General Motors Corp.'s 1982 Chevrolet Celebrity received top scores in government crash protection ratings released yesterday.

The Celebrity, a midsize GM car, scored 478 points for driver-side protection against head injuries and 395 points for passenger-side protection in the same category, best among the 12 cars whose test results were released by the National Highway Traffic Safety Administration.

Scores above 1,000 do not meet NHTSA's safety standards in the experimental tests. The lower the score, the better the rating. All of the cars have passed the formal NHTSA standards, which involve test crashes at a lower speed.

The scores are based on measurements of collision forces on dummies inside cars frontally crashed at 35 miles per hour into a fixed barrier. NHTSA's latest test included a dozen 1982-model cars.

Eight of the cars met safety standards for driver and front-seat passenger protection in head-on collisions. They include the four-door Chevrolet Celebrity and Honda Accord, the two-door Chevrolet Camaro (GM), Volvo DL, Dodge 400 (Chrysler Corp.), and Toyota Celica, the four-door Datsun Sentra (Nissan), and the four-door hatchback Datsun Stanza (Nissan).
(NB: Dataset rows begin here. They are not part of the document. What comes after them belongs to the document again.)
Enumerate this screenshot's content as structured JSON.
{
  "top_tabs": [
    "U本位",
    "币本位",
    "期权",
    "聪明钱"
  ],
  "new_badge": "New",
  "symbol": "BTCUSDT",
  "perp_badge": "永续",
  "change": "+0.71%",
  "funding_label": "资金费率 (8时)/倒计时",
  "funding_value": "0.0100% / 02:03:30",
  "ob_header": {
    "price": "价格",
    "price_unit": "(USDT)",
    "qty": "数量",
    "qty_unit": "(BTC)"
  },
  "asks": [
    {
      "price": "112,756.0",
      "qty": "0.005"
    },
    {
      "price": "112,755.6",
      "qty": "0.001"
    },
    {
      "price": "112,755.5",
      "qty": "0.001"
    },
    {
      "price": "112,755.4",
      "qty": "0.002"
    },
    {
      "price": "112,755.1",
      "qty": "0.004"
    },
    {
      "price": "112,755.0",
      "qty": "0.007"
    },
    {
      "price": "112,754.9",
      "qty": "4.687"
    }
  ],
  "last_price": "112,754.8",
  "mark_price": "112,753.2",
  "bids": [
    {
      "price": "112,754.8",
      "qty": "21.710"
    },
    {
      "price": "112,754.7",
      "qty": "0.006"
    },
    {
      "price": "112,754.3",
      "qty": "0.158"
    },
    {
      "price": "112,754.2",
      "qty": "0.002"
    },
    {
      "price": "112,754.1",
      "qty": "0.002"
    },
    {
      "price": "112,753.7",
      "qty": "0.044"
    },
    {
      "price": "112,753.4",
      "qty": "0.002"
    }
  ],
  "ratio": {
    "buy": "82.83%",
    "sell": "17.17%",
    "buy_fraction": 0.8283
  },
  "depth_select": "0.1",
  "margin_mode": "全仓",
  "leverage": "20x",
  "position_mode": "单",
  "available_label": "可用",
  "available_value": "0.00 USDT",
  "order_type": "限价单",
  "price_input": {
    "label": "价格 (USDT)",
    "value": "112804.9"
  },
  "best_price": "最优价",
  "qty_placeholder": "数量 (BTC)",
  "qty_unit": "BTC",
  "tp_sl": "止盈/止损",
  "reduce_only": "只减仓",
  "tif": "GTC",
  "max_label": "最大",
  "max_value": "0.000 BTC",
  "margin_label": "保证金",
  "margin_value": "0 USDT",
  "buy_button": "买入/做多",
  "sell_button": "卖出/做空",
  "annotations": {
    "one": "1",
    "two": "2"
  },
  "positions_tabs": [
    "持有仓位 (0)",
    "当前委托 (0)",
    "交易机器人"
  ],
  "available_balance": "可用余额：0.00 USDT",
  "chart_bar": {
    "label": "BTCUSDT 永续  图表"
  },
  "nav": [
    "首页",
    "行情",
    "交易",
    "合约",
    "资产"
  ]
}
The cars with ratings above 1,000 were the two-door Volkswagen Scirocco, with a 1,482 rating for front-seat passenger protection; the four-door Saab 900 (1,166 front-seat passenger); the four-door Dodge Omni (1,703 passenger); and the four-door Ford Escort hatchback, (1,070 passenger). The Escort tested also had a driver-side rating of 950.